In speech to Jewish leaders from abroad, Netanyahu calls for ‘policy of partnership’

NY Federation head: Jewish identity is the key

netanyahu and sharansky 370 (photo credit: Sasson Tiram)
netanyahu and sharansky 370
(photo credit: Sasson Tiram)
Israel needs a “policy of partnership” with Diaspora Jewry, Prime Minister Binyamin Netanyahu announced during a speech to Jewish leaders from abroad on Thursday.
Speaking at the conclusion of a two-day strategic planning summit on Diaspora affairs held by his office and the Jewish Agency, Netanyahu reaffirmed Jerusalem and Diaspora Affairs Ministry director- general Dvir Kahana’s statement of the previous day that Israel-Diaspora relations are undergoing a “paradigm shift.”

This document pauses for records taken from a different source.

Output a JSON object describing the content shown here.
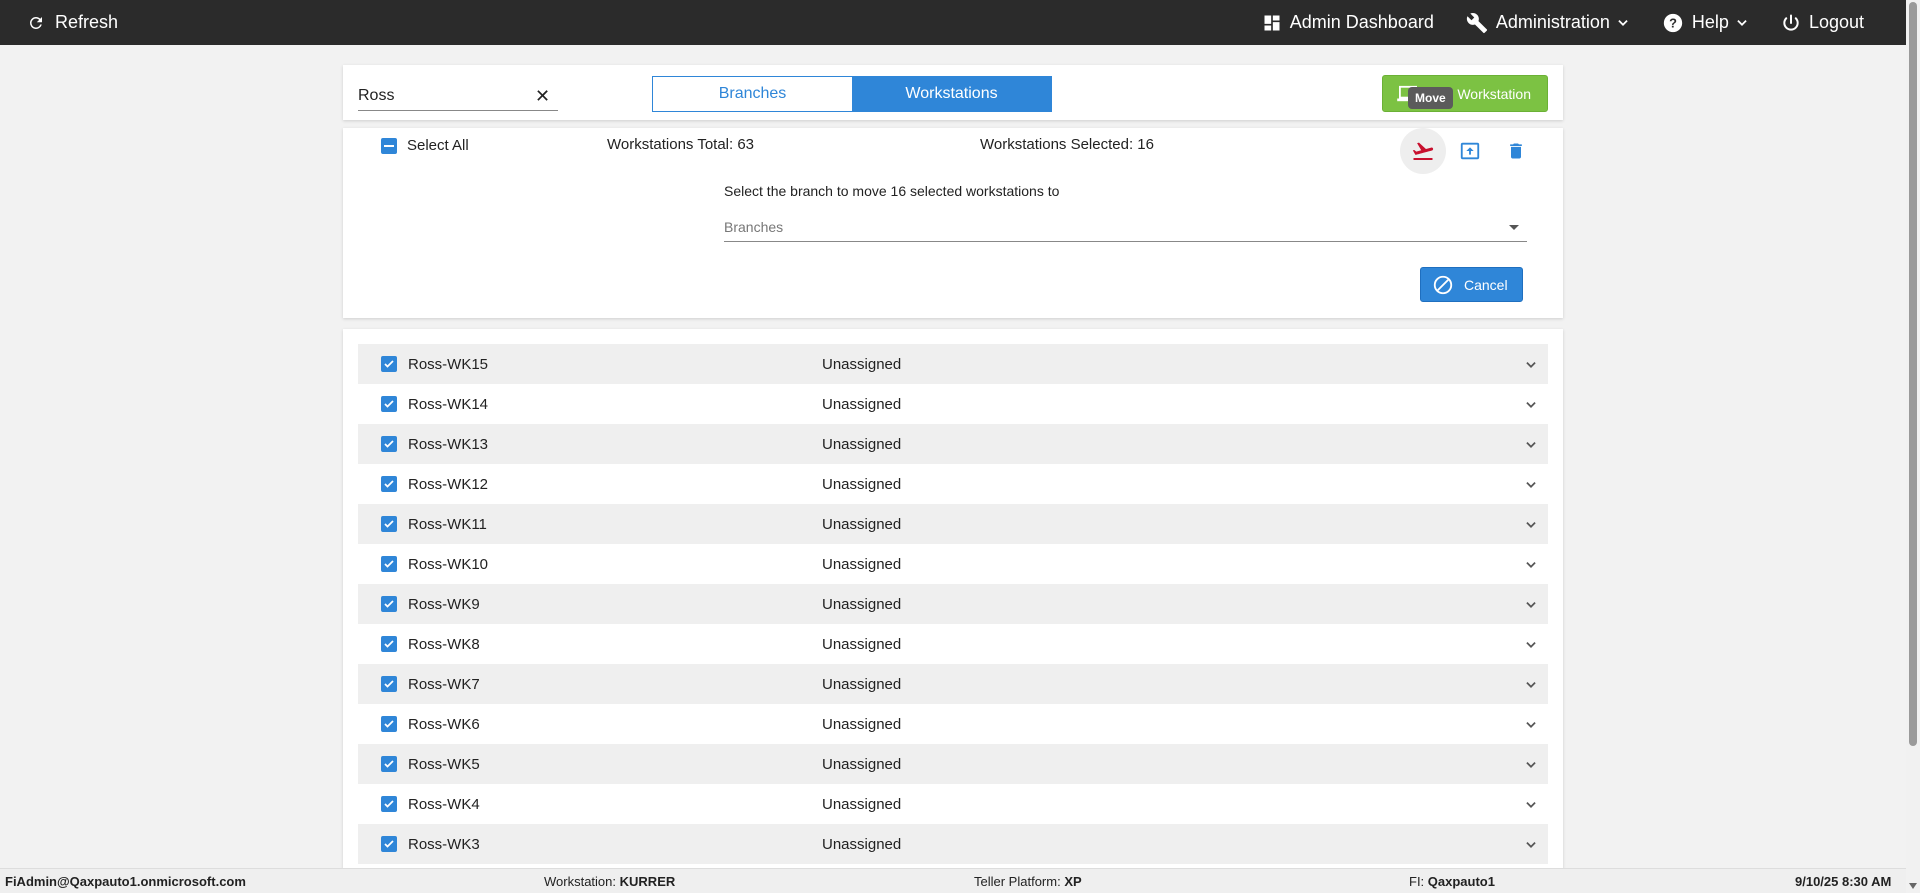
{
  "topbar": {
    "refresh_label": "Refresh",
    "admin_dashboard_label": "Admin Dashboard",
    "administration_label": "Administration",
    "help_label": "Help",
    "logout_label": "Logout"
  },
  "search": {
    "value": "Ross",
    "clear_glyph": "✕"
  },
  "view_toggle": {
    "branches_label": "Branches",
    "workstations_label": "Workstations",
    "active": "Workstations"
  },
  "add_button": {
    "label": "Workstation"
  },
  "tooltip": {
    "text": "Move"
  },
  "actions": {
    "select_all_label": "Select All",
    "total_label": "Workstations Total: 63",
    "selected_label": "Workstations Selected: 16",
    "move_prompt": "Select the branch to move 16 selected workstations to",
    "branches_placeholder": "Branches",
    "cancel_label": "Cancel"
  },
  "workstations": [
    {
      "name": "Ross-WK15",
      "status": "Unassigned"
    },
    {
      "name": "Ross-WK14",
      "status": "Unassigned"
    },
    {
      "name": "Ross-WK13",
      "status": "Unassigned"
    },
    {
      "name": "Ross-WK12",
      "status": "Unassigned"
    },
    {
      "name": "Ross-WK11",
      "status": "Unassigned"
    },
    {
      "name": "Ross-WK10",
      "status": "Unassigned"
    },
    {
      "name": "Ross-WK9",
      "status": "Unassigned"
    },
    {
      "name": "Ross-WK8",
      "status": "Unassigned"
    },
    {
      "name": "Ross-WK7",
      "status": "Unassigned"
    },
    {
      "name": "Ross-WK6",
      "status": "Unassigned"
    },
    {
      "name": "Ross-WK5",
      "status": "Unassigned"
    },
    {
      "name": "Ross-WK4",
      "status": "Unassigned"
    },
    {
      "name": "Ross-WK3",
      "status": "Unassigned"
    }
  ],
  "footer": {
    "user": "FiAdmin@Qaxpauto1.onmicrosoft.com",
    "workstation_label": "Workstation:",
    "workstation_value": "KURRER",
    "platform_label": "Teller Platform:",
    "platform_value": "XP",
    "fi_label": "FI:",
    "fi_value": "Qaxpauto1",
    "datetime": "9/10/25 8:30 AM"
  },
  "colors": {
    "accent": "#2f86d8",
    "add_green": "#7cc243",
    "move_red": "#c8102e",
    "topbar": "#2b2b2b"
  }
}
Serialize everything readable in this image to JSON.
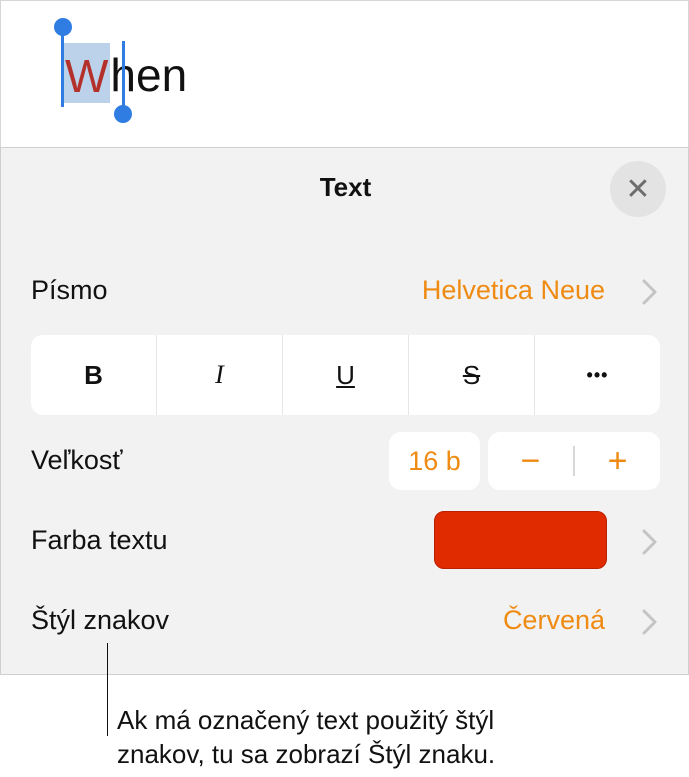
{
  "document": {
    "selected_letter": "W",
    "rest_of_word": "hen"
  },
  "panel": {
    "title": "Text",
    "close_icon": "close-icon",
    "font_row": {
      "label": "Písmo",
      "value": "Helvetica Neue"
    },
    "style_buttons": [
      {
        "label": "B",
        "name": "bold"
      },
      {
        "label": "I",
        "name": "italic"
      },
      {
        "label": "U",
        "name": "underline"
      },
      {
        "label": "S",
        "name": "strikethrough"
      },
      {
        "label": "•••",
        "name": "more"
      }
    ],
    "size_row": {
      "label": "Veľkosť",
      "value": "16 b",
      "minus": "−",
      "plus": "+"
    },
    "color_row": {
      "label": "Farba textu",
      "swatch_color": "#e02a00"
    },
    "char_style_row": {
      "label": "Štýl znakov",
      "value": "Červená"
    }
  },
  "callout": {
    "line1": "Ak má označený text použitý štýl",
    "line2": "znakov, tu sa zobrazí Štýl znaku."
  },
  "colors": {
    "accent": "#ef8b12",
    "selection_handle": "#2f7ce3",
    "selection_highlight": "#bcd2ea",
    "selected_text": "#b4302a"
  }
}
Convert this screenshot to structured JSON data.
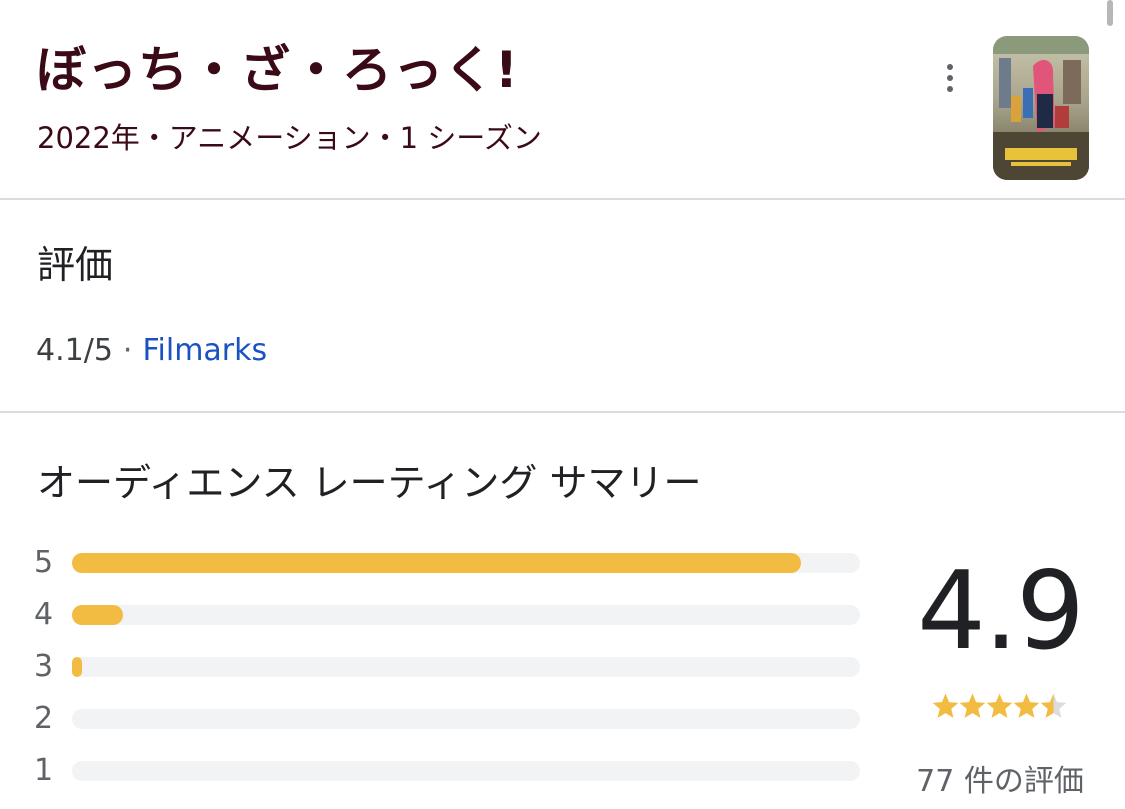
{
  "header": {
    "title": "ぼっち・ざ・ろっく!",
    "subtitle": "2022年・アニメーション・1 シーズン",
    "more_icon": "more-vert-icon",
    "poster_icon": "poster-thumbnail"
  },
  "rating_section": {
    "heading": "評価",
    "score": "4.1/5",
    "separator": "·",
    "source": "Filmarks"
  },
  "audience_section": {
    "heading": "オーディエンス レーティング サマリー",
    "distribution": [
      {
        "label": "5",
        "fraction": 0.925
      },
      {
        "label": "4",
        "fraction": 0.065
      },
      {
        "label": "3",
        "fraction": 0.013
      },
      {
        "label": "2",
        "fraction": 0
      },
      {
        "label": "1",
        "fraction": 0
      }
    ],
    "average": "4.9",
    "stars_value": 4.5,
    "review_count": "77 件の評価"
  },
  "colors": {
    "title": "#3a0a16",
    "link": "#1a52c2",
    "bar_fill": "#f2bc42",
    "bar_track": "#f1f3f4",
    "star": "#f2bc42",
    "star_empty": "#dadce0"
  }
}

The government is looking to “create a strategic plan for the upcoming 25 years that will include a common vision and more importantly an implementation of new projects for the Jewish people,” Kahana told Jewish leaders on Wednesday. Israel is committed to allocating “significant resources” to make this possible, he added.
Israel will provide up to one third of the funding for this initiative, which is being planned in close cooperation and after extensive consultations with American Jewish leaders, according to a planning document the Prime Minister’s Office provided to The Jerusalem Post.
“It’s particularly important to embrace this initiative and work together,” and to “create a firm base of identity” in order to combat rising assimilation and alienation from Jewish life in the Diaspora, Netanyahu said.
In 1997, Birthright, a program that brings young Jews to tour in Israel, and receives significant government funding, “pivoted the idea” that Israel was moving from a recipient to a donor, and heralded a cultural change in which Israel could give and contribute to the Diaspora in a direct way, he said.
Expanding on such programs in collaboration with the Diaspora will serve to make the Diaspora-Israel relationship even more balanced, he said.
“We are charged with the task of securing the Jewish future, which to me means securing the Jewish state for the Jewish people, all the Jewish people,” Netanyahu added. “We are a link in a chain of generations of Jews. We are going for a partnership to strengthen Jewish identity by bringing young Jews to Israel. Kol yisra’el arevim zeh lazeh – all Jews are responsible for one another. We have to secure a common future for the Jewish people.”
Citing Jewish Agency chairman Natan Sharansky’s proposal to reach a compromise over prayer rights at the Western Wall, made after extensive consultations with American Jewish leaders, the prime minister said that such efforts illustrate that Israel seeks to “solve problems not for you but with you.”
Despite facing severe problems, the world Jewish community still has the tools the fix itself, Sharansky told delegates.
Among the issues Sharansky raised were an aging leadership and institutions that are “becoming less appropriate,” as well as “not enough or almost no learning” about Israel, Jewish history and Judaism in Jewish schools.
“The good thing is, that when we start thinking how we can solve [our problems]... we find out that all the tools are there. All the most successful programs are built and all we need [to do] is [figure out] how to use them better.”
John Ruskay, outgoing executive vice president and CEO of the UJAFederation of New York, told the Post that the government’s overtures represent “a huge opportunity for the Jewish people, both in Israel and beyond to work together on the major challenge that faces us.
“As Natan Sharansky has been saying for a long time, Jewish identity is now the driver of everything we care about,” Ruskay said. “If one’s not identified, why care about securing the Jewish state, feeding the hungry in Brooklyn or in Ashdod or in making certain that the next generation can go on Birthright or to a summer camp.
So us coming together on that agenda under the prime minister’s leadership is critical and important and my hope is we can max this opportunity.”
Collaboration with Israel, he added, can be key in “strengthening the fabric and the network of Jewish education for a new environment.
We all live in open societies and the question is how can we strengthen the whole network of education, formal and informal.”
Leonard Saxe, director of the Cohen Center for Modern Jewish Studies at Brandeis University, agreed with Sharansky and Ruskay that an expansion of existing programs is key to preserving Jewish identity. Saxe told the Post he would like to see programs such as Birthright made available to more people.
“Part of it is taking the initiatives that we have and really developing them and bringing them up to scale,” he said. “Basically what we are saying is we have technologies that we know work, we have to get them up to scale, we have to reach out to the people who haven’t yet been engaged. You need to take the platform that Taglit [Birthright] represents and make it available to more people, maybe younger people, older people, couples.”
“Sharansky said: “What was unique in this process is that this time it was done together with the government. This seminar could not take place if it did not have the leadership of the prime minister.
The government is not only acting on behalf of the Jewish people, but in partnership with the Jewish people.”